The next ingredient we’re covering in our ongoing series on Healthy Ingredients for Your Pet is cranberries. They make a nice topping on our oatmeal, and a great side dish at Thanksgiving, but good for our pets? Indeed they are.
What are cranberries?
Cranberries are a group of evergreen dwarf shrubs or trailing vines in the subgenus Oxycoccus of the genus Vaccinium, the same family as blueberries and grouseberries. They are low shrubs or vine with red or pink flowers. The berry starts out green in color and turns red or ‘cranberry’ when it is ripe. It’s quite tart to the taste which overwhelms its natural sweetness.

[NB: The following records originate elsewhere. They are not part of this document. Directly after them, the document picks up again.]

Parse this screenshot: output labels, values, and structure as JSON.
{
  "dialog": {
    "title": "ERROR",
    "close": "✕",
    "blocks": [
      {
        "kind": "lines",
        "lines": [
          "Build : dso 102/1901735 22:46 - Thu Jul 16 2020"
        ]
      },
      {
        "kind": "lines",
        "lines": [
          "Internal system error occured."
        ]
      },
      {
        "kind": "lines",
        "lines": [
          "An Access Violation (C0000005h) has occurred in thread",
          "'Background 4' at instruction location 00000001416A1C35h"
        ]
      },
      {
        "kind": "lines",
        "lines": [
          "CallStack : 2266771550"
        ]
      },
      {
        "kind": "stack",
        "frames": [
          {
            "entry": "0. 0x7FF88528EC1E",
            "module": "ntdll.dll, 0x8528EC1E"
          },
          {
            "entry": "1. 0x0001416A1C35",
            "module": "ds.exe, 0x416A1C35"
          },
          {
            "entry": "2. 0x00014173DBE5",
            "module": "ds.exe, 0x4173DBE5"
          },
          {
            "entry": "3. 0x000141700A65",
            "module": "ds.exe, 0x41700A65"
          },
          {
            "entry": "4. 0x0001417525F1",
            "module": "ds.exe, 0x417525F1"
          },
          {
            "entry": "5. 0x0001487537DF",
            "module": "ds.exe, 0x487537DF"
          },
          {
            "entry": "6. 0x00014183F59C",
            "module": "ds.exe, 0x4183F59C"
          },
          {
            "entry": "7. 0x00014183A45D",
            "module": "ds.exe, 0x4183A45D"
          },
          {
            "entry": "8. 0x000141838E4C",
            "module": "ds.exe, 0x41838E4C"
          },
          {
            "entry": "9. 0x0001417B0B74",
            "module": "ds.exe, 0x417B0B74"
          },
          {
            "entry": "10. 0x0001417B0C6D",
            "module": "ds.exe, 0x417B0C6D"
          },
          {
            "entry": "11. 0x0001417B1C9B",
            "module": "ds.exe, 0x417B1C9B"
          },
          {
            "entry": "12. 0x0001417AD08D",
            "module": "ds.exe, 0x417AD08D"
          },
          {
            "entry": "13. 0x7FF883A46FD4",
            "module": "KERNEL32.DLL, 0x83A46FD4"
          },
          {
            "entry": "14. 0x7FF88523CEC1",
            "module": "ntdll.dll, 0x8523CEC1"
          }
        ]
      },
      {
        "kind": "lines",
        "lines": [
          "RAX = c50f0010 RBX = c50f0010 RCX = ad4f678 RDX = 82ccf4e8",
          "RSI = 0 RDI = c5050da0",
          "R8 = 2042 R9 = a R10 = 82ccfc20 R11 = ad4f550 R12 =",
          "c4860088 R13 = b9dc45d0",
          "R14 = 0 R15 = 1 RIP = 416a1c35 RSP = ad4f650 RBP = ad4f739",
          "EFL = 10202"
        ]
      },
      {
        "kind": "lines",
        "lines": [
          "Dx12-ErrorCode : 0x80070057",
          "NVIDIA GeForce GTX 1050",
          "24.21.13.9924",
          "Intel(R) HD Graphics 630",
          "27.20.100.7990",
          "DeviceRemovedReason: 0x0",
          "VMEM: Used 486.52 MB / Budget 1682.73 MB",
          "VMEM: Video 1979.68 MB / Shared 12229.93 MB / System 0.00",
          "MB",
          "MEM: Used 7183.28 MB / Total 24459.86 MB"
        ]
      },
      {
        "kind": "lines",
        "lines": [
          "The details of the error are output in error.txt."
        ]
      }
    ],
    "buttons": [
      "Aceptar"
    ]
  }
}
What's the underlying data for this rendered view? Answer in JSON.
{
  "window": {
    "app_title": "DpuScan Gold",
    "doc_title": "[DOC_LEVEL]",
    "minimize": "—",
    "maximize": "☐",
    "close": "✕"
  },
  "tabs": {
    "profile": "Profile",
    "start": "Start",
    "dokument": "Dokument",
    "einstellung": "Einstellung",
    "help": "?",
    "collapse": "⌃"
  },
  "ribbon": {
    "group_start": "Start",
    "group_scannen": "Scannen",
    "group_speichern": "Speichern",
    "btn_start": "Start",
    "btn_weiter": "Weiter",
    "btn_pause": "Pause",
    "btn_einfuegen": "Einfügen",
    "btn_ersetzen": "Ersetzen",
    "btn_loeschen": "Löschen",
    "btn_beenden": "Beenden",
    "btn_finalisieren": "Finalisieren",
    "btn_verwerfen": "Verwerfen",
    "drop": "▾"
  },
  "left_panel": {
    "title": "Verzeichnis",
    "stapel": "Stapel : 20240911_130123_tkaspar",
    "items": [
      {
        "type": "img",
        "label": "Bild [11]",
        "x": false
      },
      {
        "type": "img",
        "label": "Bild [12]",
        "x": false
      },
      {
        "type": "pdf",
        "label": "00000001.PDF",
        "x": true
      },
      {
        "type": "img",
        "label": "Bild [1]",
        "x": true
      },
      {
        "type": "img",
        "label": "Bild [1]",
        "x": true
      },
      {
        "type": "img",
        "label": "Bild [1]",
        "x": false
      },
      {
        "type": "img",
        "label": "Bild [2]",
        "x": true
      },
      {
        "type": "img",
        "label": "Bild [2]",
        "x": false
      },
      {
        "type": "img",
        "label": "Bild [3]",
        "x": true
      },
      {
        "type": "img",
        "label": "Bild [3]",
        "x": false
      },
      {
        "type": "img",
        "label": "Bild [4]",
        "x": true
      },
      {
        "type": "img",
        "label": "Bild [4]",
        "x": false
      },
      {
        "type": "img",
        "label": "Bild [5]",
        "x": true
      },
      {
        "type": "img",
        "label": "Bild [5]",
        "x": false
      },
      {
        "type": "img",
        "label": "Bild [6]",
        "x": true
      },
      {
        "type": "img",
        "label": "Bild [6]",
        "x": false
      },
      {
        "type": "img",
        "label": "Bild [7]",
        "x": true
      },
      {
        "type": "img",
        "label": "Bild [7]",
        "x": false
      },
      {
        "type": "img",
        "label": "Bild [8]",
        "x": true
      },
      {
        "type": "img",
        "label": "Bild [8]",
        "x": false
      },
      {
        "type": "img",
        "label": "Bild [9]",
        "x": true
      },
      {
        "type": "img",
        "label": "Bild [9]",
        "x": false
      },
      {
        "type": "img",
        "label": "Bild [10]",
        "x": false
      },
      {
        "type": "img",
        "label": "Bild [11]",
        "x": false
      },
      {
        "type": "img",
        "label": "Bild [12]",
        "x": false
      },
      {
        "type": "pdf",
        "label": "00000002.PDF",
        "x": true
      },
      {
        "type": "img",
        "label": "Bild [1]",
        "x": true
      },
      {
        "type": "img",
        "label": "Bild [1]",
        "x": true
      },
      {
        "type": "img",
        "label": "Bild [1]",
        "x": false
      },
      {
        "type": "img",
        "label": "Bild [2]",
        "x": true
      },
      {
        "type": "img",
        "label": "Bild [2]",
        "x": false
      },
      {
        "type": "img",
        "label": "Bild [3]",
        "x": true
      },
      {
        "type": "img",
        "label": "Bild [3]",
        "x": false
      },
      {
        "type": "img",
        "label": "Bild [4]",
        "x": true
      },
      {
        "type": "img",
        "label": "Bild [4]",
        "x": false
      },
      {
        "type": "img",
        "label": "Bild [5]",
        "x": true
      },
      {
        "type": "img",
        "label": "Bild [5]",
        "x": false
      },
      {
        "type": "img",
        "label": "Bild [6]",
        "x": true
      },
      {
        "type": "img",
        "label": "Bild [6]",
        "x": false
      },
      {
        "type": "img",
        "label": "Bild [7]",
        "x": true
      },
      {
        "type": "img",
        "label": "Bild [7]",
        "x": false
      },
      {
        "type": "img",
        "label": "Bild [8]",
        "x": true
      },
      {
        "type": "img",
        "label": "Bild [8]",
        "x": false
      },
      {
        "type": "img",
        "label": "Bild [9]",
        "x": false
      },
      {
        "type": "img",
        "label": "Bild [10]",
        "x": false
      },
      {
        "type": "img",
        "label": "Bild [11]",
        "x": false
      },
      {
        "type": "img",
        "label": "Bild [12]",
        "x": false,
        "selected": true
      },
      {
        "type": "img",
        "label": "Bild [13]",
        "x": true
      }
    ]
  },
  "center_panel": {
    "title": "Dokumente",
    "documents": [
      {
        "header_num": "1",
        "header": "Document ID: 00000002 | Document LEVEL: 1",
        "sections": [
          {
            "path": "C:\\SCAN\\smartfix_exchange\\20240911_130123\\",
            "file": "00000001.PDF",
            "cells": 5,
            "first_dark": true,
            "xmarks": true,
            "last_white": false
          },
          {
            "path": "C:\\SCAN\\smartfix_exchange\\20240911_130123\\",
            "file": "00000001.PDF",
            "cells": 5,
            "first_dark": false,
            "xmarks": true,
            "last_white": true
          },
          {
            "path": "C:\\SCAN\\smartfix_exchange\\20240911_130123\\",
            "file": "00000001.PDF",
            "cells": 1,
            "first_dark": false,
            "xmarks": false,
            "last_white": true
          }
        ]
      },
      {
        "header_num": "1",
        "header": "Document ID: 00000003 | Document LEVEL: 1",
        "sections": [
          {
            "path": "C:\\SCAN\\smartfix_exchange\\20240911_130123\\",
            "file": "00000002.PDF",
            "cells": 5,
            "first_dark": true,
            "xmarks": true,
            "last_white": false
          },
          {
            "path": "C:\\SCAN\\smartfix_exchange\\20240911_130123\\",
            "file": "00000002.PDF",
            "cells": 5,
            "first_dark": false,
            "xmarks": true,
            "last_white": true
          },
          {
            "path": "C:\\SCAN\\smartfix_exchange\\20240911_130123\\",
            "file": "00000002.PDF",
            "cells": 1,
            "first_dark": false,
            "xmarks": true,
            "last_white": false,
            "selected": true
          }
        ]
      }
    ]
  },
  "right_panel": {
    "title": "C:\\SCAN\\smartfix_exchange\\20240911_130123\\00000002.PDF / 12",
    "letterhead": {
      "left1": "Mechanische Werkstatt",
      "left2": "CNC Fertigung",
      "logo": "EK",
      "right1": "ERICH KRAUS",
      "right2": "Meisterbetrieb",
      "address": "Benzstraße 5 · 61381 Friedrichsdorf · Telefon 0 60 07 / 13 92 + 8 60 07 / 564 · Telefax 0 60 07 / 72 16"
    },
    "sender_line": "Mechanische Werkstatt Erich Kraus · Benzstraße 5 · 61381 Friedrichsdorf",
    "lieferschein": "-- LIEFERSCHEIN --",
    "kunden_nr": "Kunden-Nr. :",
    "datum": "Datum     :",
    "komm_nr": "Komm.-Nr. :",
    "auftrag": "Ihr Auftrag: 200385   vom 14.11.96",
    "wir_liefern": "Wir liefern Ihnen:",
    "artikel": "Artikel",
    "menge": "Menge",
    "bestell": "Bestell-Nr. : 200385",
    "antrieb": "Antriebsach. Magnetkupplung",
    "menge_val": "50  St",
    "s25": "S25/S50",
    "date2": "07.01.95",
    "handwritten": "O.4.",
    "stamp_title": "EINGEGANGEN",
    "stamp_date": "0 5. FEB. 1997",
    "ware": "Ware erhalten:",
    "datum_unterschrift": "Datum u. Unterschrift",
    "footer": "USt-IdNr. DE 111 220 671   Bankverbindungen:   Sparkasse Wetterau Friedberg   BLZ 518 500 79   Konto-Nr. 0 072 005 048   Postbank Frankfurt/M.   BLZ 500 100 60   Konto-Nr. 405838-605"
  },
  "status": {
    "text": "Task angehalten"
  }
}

Why are cranberries in pet food?
Cranberries are chock full of antioxidants and other nutrients that can help boost your pet’s immune system, improve their brain function and help retain their healthy coats. Cranberries are low in calories and high in fiber, Vitamin C and potassium. They are also rich in polyphenol antioxidants (particularly antioxidants called proanthocyanidins) which fight against the formation of cancer cells in your dog’s body.
Cranberries are known in humans to help reduce the severity and inflammation of urinary tract infections and are often prescribed as a preventative measure for humans. As of yet, there is not conclusive research to show a similar impact with pets, but if your pet does have frequent UTIs or kidney or bladder issues, a few dried, or better yet, raw, cranberries tossed in their food certainly can’t hurt them. (Note: cranberries are NOT a treatment for UTIs. If you suspect your pet has a UTI, get them to their vet for proper medication.)
Are there any risks to feeding your pet cranberries?
Any food eaten in excess can be harmful, so make sure you give these to your pet in moderation. Otherwise, they may experience some stomach upset or even diarrhea. You should also avoid cranberry products with added sugars like sweetened cranberry juice or dried/sweetened cranberries.
Be mindful that raisins are very toxic to dogs, so make sure you’re not giving them any berry treats mixed with raisins.
Interesting facts about cranberries:
Contrary to popular belief, cranberries do not grow in water. They are grown on sandy bogs or marshes. Cranberries have small pockets where air seeps in, allowing them to float which is why some bogs are flooded when the fruit is ready for harvesting.
One cup of raw cranberries contains about 50 calories.
Cranberries are one of the three fruits native to America that are still commercially grown today.
Pet foods that contain cranberries:
Acana, Heritage Sport & Agility
pawTree, Real Chicken & Potato
Orijen, Fit & Trim